Dewey officials aim to streamline parking for visitors

Owners must license, clean up after dogs
April 16, 2021

Story Location:
105 Rodney Avenue
Dewey Beach  Delaware  19971
United States

With the summer season soon to begin, Dewey Beach officials want to ensure all visitors know town parking and dog regulations so they can avoid getting tickets.

The paid parking season runs from May 15 to Sept. 15 each year, Town Manager Bill Zolper said, and Dewey’s code enforcement officers are ready to answer the ins and outs of how and where to legally park.

“Our code enforcers are ambassadors for the town,” Zolper said. “We want people and families to come here and have a good time while at the same time understanding town rules and regulations.”

Parking and Code Enforcement Supervisor Merle Leonard said the town is upgrading the parking system currently used by code enforcement to integrate the purchase of virtual parking permits. 

In addition to buying permits through the ParkMobile app, Leonard said, users will be able to create an account in the new T2 system and purchase virtual permits online before they come to town for vacation. 

The car license plate becomes the permit, or users can opt for a hang tag for seasonal permits for now, she said.

“We want to make it as easy and convenient as possible,” Leonard said, adding the new contactless system will be up and running around the end of June. Hourly parking and one-day parking permits can be paid via ParkMobile or kiosk, she said.

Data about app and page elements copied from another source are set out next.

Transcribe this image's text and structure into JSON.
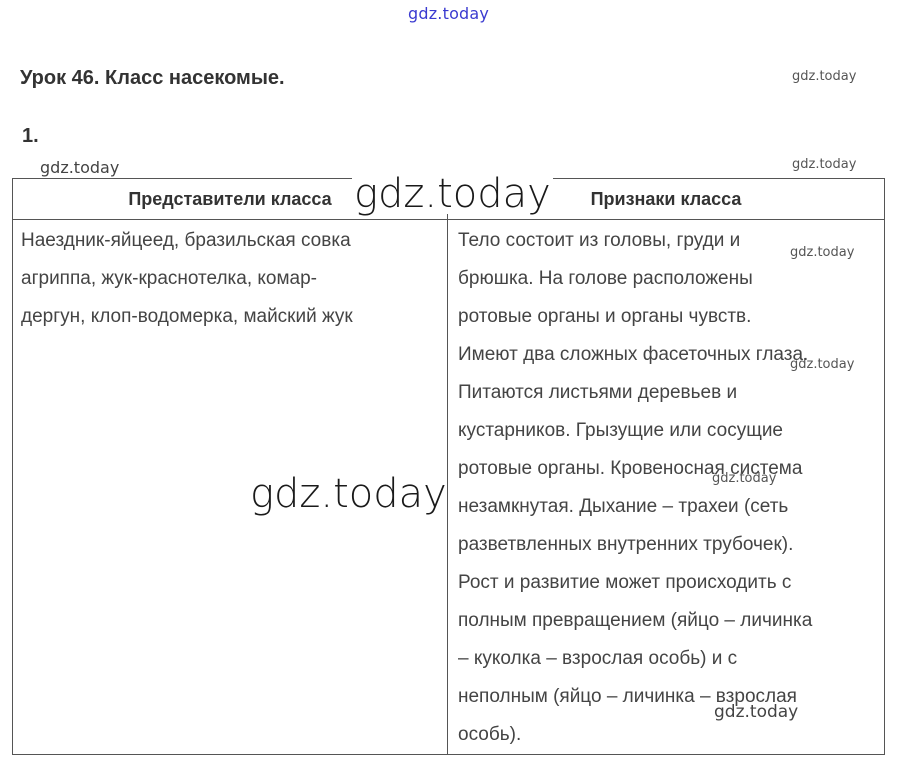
{
  "watermarks": {
    "top": "gdz.today",
    "small_1": "gdz.today",
    "small_2": "gdz.today",
    "small_3": "gdz.today",
    "small_4": "gdz.today",
    "small_5": "gdz.today",
    "small_6": "gdz.today",
    "small_7": "gdz.today",
    "medium_bottom": "gdz.today",
    "big_header": "gdz.today",
    "big_middle": "gdz.today"
  },
  "lesson": {
    "title": "Урок 46. Класс насекомые.",
    "task_number": "1."
  },
  "table": {
    "headers": [
      "Представители класса",
      "Признаки класса"
    ],
    "representatives_lines": [
      "Наездник-яйцеед, бразильская совка",
      "агриппа, жук-краснотелка, комар-",
      "дергун, клоп-водомерка, майский жук"
    ],
    "features_lines": [
      "Тело состоит из головы, груди и",
      "брюшка. На голове расположены",
      "ротовые органы и органы чувств.",
      "Имеют два сложных фасеточных глаза.",
      "Питаются листьями деревьев и",
      "кустарников. Грызущие или сосущие",
      "ротовые органы. Кровеносная система",
      "незамкнутая. Дыхание – трахеи (сеть",
      "разветвленных внутренних трубочек).",
      "Рост и развитие может происходить с",
      "полным превращением (яйцо – личинка",
      "– куколка – взрослая особь) и с",
      "неполным (яйцо – личинка – взрослая",
      "особь)."
    ]
  }
}
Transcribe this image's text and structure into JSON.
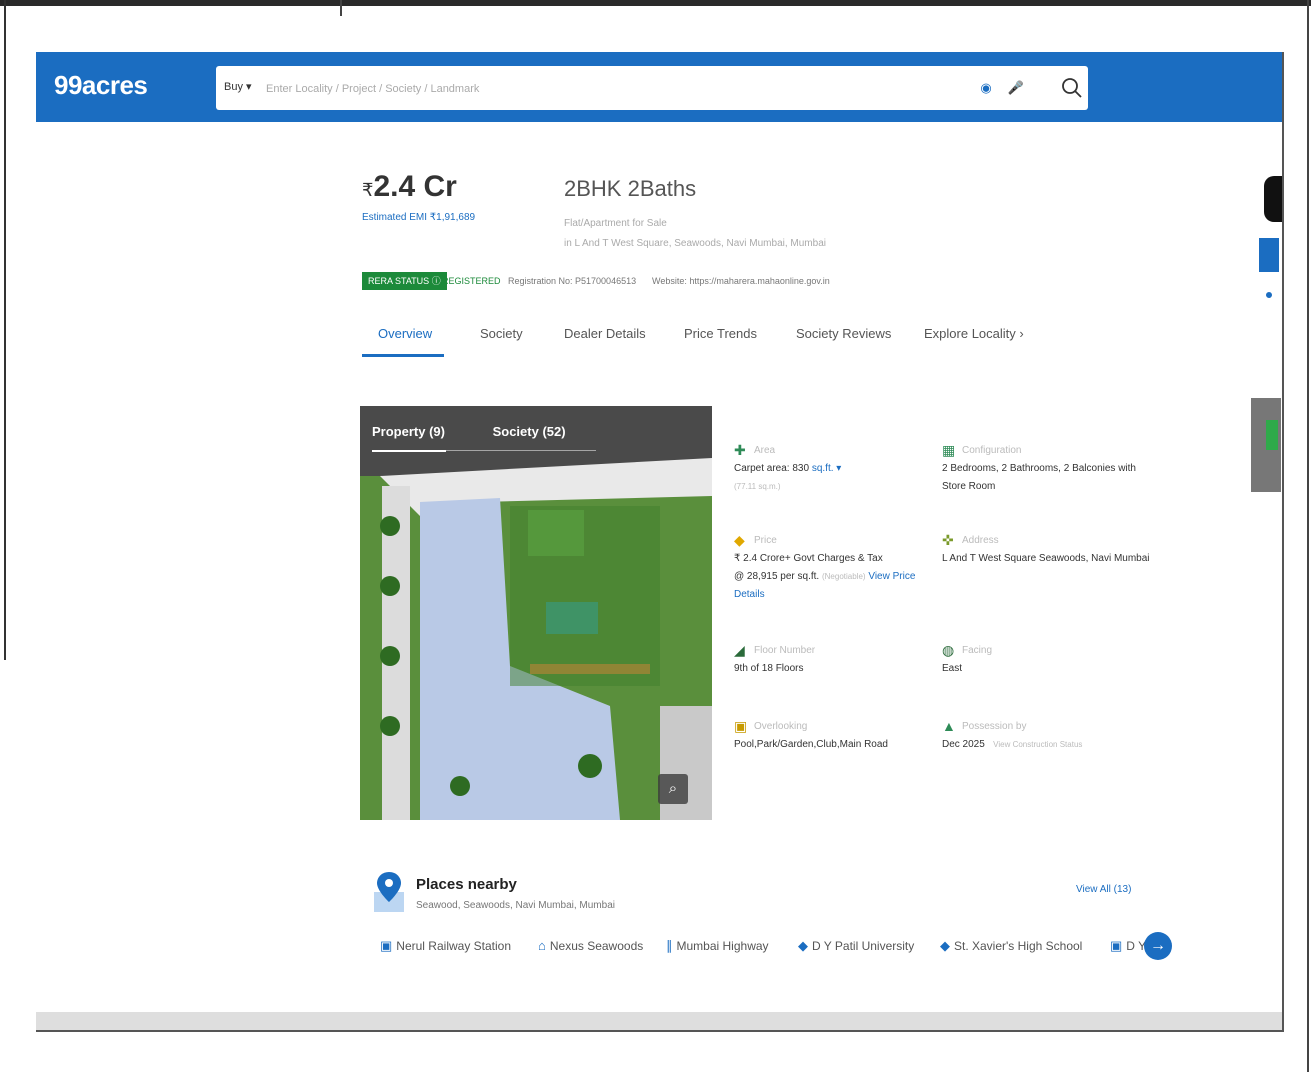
{
  "header": {
    "logo": "99acres",
    "buy_label": "Buy ▾",
    "search_placeholder": "Enter Locality / Project / Society / Landmark"
  },
  "listing": {
    "price_symbol": "₹",
    "price": "2.4 Cr",
    "emi": "Estimated EMI ₹1,91,689",
    "title": "2BHK 2Baths",
    "subtitle": "Flat/Apartment for Sale",
    "location": "in L And T West Square, Seawoods, Navi Mumbai, Mumbai"
  },
  "rera": {
    "status_label": "RERA STATUS",
    "registered": "REGISTERED",
    "registration_no": "Registration No: P51700046513",
    "website": "Website: https://maharera.mahaonline.gov.in"
  },
  "tabs": [
    "Overview",
    "Society",
    "Dealer Details",
    "Price Trends",
    "Society Reviews",
    "Explore Locality"
  ],
  "gallery": {
    "tab_property": "Property (9)",
    "tab_society": "Society (52)"
  },
  "details": {
    "area": {
      "label": "Area",
      "value": "Carpet area: 830",
      "unit": "sq.ft. ▾",
      "sub": "(77.11 sq.m.)"
    },
    "configuration": {
      "label": "Configuration",
      "value": "2 Bedrooms, 2 Bathrooms, 2 Balconies with Store Room"
    },
    "price": {
      "label": "Price",
      "value": "₹ 2.4 Crore+ Govt Charges & Tax",
      "per_sqft": "@ 28,915 per sq.ft.",
      "negotiable": "(Negotiable)",
      "link": "View Price Details"
    },
    "address": {
      "label": "Address",
      "value": "L And T West Square Seawoods, Navi Mumbai"
    },
    "floor": {
      "label": "Floor Number",
      "value": "9th of 18 Floors"
    },
    "facing": {
      "label": "Facing",
      "value": "East"
    },
    "overlooking": {
      "label": "Overlooking",
      "value": "Pool,Park/Garden,Club,Main Road"
    },
    "possession": {
      "label": "Possession by",
      "value": "Dec 2025",
      "link": "View Construction Status"
    }
  },
  "places": {
    "title": "Places nearby",
    "subtitle": "Seawood, Seawoods, Navi Mumbai, Mumbai",
    "view_all": "View All (13)",
    "items": [
      "Nerul Railway Station",
      "Nexus Seawoods",
      "Mumbai Highway",
      "D Y Patil University",
      "St. Xavier's High School",
      "D Y"
    ]
  },
  "colors": {
    "brand_blue": "#1b6dc1",
    "rera_green": "#1c8a3a"
  }
}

ParkMobile will also have a new system, Leonard said. New signs throughout town will have the parking zone number listed. Visitors can scan a QR code on the sign and create a guest account, download the Parkmobile app or text a displayed phone number to pay to park. When entering their license plate number into ParkMobile, users must be sure to add the entire license plate number, including all letters and numbers, Leonard said. If users are unsure of the exact license plate number, they can check their car registration, she added. 

Free parking nights will continue from 5 to 11 p.m., Monday through Wednesday, Zolper said. Rehoboth Beach-Dewey Beach Chamber of Commerce will host Monday movies and Wednesday bonfires on the beach.

Parking lines will be painted on town streets in late April to early May, Zolper said. Town code allows for one 20-foot-wide driveway or two 10-foot-wide driveways in front of homes; the remaining frontage is public parking, he said. Cars parked illegally will be towed, and cars parked according to code will not be towed.

Also new this year, Zolper said, is that one designated parking space will be reserved at the end of each beachside street for lifeguards only from 10 a.m. to 5 p.m. Other vehicles parked there during those designated times will be towed, he said.

The fine for unauthorized parking in a handicapped space is $100. Depending on the offense, all other parking violations begin at $30 or $65, and fines rise incrementally if not paid after seven days, 20 and 30 days.

Dogs must be licensed in Dewey Beach

Dewey Beach is very proud to be a dog-friendly town, Zolper said, and it is one of the few beaches on the East Coast to allow dogs off the leash while under the control and watchful eye of their owners.

From May 15 through Sept. 15, dogs are allowed on the beach before 9:30 a.m. and after 5:30 p.m. From Sept. 16 through May 14, dogs are allowed on the beach anytime from 5:30 a.m. to 1 a.m.

This year, Zolper said, code enforcers will drive a Gator on the beach to check that dogs are licensed. Dog owners will be informed about the need for a license, which can be purchased at the kiosk or town hall. 

Three-day dog licenses are $5, eight-day licenses are $10 and lifetime permits are $35. Soon, code enforcers will have readers on their phone, allowing them to sell licenses right on the beach; if owners don’t have their wallets, they can use Apple Pay or Google Pay, Leonard said. Dog owners can present their email receipt at town hall to pick up a tag; lifetime permits can also be mailed, she said. 

The town supplies free waste bags at the end of each street, Zolper said, and beach ambassadors will also have them on hand. Owners will be fined for not picking up after their dogs, he said. The fine for the first offense is $95, and $200 for each subsequent offense. 

The amount of dog waste left on the beach seems to have doubled, Zolper said, and burying it doesn’t clean it up; children find it when they dig and play in the sand.

“We really want people to clean up after their dogs, and we will be enforcing it on the beach,” Zolper said.

Seasonal parking permits and dog licenses are now on sale. For more information, go to

Subscribe to the Daily Newsletter